This kicks off with a burst of sweet orange, with a delicate floral edge running behind it. We love this coffee each year for the blueberry it brings though, and that takes over from the orange, backed up by dark chocolate notes. The fresh blueberry hit fills out and lingers into the aftertaste, dragging you back for more.
- Country: Ethiopia
- Area: Guji zone
- Nearest town: Yirgacheffe
- Farm: Ana Sora
- Owner: Israel Degfa
- Founding year: 2013
- Altitude: 1,900–2,350 m.a.s.l.
- Farm size: 250 hectares
- Coffee growing area: 150 hectares
- Varietal: Indigenous wild varietals
- Processing: Natural
Orange, floral, fresh blueberry, dark chocolate
Clean cup: (1–8): 7
Sweetness: (1–8): 6.5
Acidity: (1–8): 6.5
Mouthfeel: (1–8): 6
Flavour: (1–8): 6.5
Aftertaste: (1–8): 6.5
Balance: (1–8): 6
Overall: (1–8): 6.5
Correction: (+36): +36
Total: (max. 100): 87.5
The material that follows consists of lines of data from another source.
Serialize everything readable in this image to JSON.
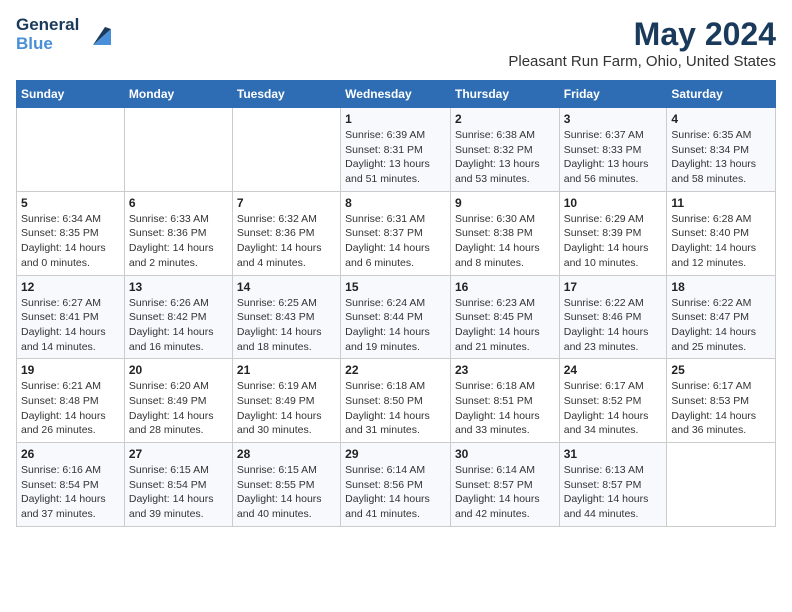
{
  "header": {
    "logo_line1": "General",
    "logo_line2": "Blue",
    "title": "May 2024",
    "subtitle": "Pleasant Run Farm, Ohio, United States"
  },
  "days_of_week": [
    "Sunday",
    "Monday",
    "Tuesday",
    "Wednesday",
    "Thursday",
    "Friday",
    "Saturday"
  ],
  "weeks": [
    [
      {
        "day": "",
        "info": ""
      },
      {
        "day": "",
        "info": ""
      },
      {
        "day": "",
        "info": ""
      },
      {
        "day": "1",
        "info": "Sunrise: 6:39 AM\nSunset: 8:31 PM\nDaylight: 13 hours and 51 minutes."
      },
      {
        "day": "2",
        "info": "Sunrise: 6:38 AM\nSunset: 8:32 PM\nDaylight: 13 hours and 53 minutes."
      },
      {
        "day": "3",
        "info": "Sunrise: 6:37 AM\nSunset: 8:33 PM\nDaylight: 13 hours and 56 minutes."
      },
      {
        "day": "4",
        "info": "Sunrise: 6:35 AM\nSunset: 8:34 PM\nDaylight: 13 hours and 58 minutes."
      }
    ],
    [
      {
        "day": "5",
        "info": "Sunrise: 6:34 AM\nSunset: 8:35 PM\nDaylight: 14 hours and 0 minutes."
      },
      {
        "day": "6",
        "info": "Sunrise: 6:33 AM\nSunset: 8:36 PM\nDaylight: 14 hours and 2 minutes."
      },
      {
        "day": "7",
        "info": "Sunrise: 6:32 AM\nSunset: 8:36 PM\nDaylight: 14 hours and 4 minutes."
      },
      {
        "day": "8",
        "info": "Sunrise: 6:31 AM\nSunset: 8:37 PM\nDaylight: 14 hours and 6 minutes."
      },
      {
        "day": "9",
        "info": "Sunrise: 6:30 AM\nSunset: 8:38 PM\nDaylight: 14 hours and 8 minutes."
      },
      {
        "day": "10",
        "info": "Sunrise: 6:29 AM\nSunset: 8:39 PM\nDaylight: 14 hours and 10 minutes."
      },
      {
        "day": "11",
        "info": "Sunrise: 6:28 AM\nSunset: 8:40 PM\nDaylight: 14 hours and 12 minutes."
      }
    ],
    [
      {
        "day": "12",
        "info": "Sunrise: 6:27 AM\nSunset: 8:41 PM\nDaylight: 14 hours and 14 minutes."
      },
      {
        "day": "13",
        "info": "Sunrise: 6:26 AM\nSunset: 8:42 PM\nDaylight: 14 hours and 16 minutes."
      },
      {
        "day": "14",
        "info": "Sunrise: 6:25 AM\nSunset: 8:43 PM\nDaylight: 14 hours and 18 minutes."
      },
      {
        "day": "15",
        "info": "Sunrise: 6:24 AM\nSunset: 8:44 PM\nDaylight: 14 hours and 19 minutes."
      },
      {
        "day": "16",
        "info": "Sunrise: 6:23 AM\nSunset: 8:45 PM\nDaylight: 14 hours and 21 minutes."
      },
      {
        "day": "17",
        "info": "Sunrise: 6:22 AM\nSunset: 8:46 PM\nDaylight: 14 hours and 23 minutes."
      },
      {
        "day": "18",
        "info": "Sunrise: 6:22 AM\nSunset: 8:47 PM\nDaylight: 14 hours and 25 minutes."
      }
    ],
    [
      {
        "day": "19",
        "info": "Sunrise: 6:21 AM\nSunset: 8:48 PM\nDaylight: 14 hours and 26 minutes."
      },
      {
        "day": "20",
        "info": "Sunrise: 6:20 AM\nSunset: 8:49 PM\nDaylight: 14 hours and 28 minutes."
      },
      {
        "day": "21",
        "info": "Sunrise: 6:19 AM\nSunset: 8:49 PM\nDaylight: 14 hours and 30 minutes."
      },
      {
        "day": "22",
        "info": "Sunrise: 6:18 AM\nSunset: 8:50 PM\nDaylight: 14 hours and 31 minutes."
      },
      {
        "day": "23",
        "info": "Sunrise: 6:18 AM\nSunset: 8:51 PM\nDaylight: 14 hours and 33 minutes."
      },
      {
        "day": "24",
        "info": "Sunrise: 6:17 AM\nSunset: 8:52 PM\nDaylight: 14 hours and 34 minutes."
      },
      {
        "day": "25",
        "info": "Sunrise: 6:17 AM\nSunset: 8:53 PM\nDaylight: 14 hours and 36 minutes."
      }
    ],
    [
      {
        "day": "26",
        "info": "Sunrise: 6:16 AM\nSunset: 8:54 PM\nDaylight: 14 hours and 37 minutes."
      },
      {
        "day": "27",
        "info": "Sunrise: 6:15 AM\nSunset: 8:54 PM\nDaylight: 14 hours and 39 minutes."
      },
      {
        "day": "28",
        "info": "Sunrise: 6:15 AM\nSunset: 8:55 PM\nDaylight: 14 hours and 40 minutes."
      },
      {
        "day": "29",
        "info": "Sunrise: 6:14 AM\nSunset: 8:56 PM\nDaylight: 14 hours and 41 minutes."
      },
      {
        "day": "30",
        "info": "Sunrise: 6:14 AM\nSunset: 8:57 PM\nDaylight: 14 hours and 42 minutes."
      },
      {
        "day": "31",
        "info": "Sunrise: 6:13 AM\nSunset: 8:57 PM\nDaylight: 14 hours and 44 minutes."
      },
      {
        "day": "",
        "info": ""
      }
    ]
  ]
}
Medium – keep a good pace as you go into crack and let this run through at a nice steady pace, to drop once first is done but before you get anywhere near second. Pace is important to manage the balance of floral, fruity flavours against the juicy body.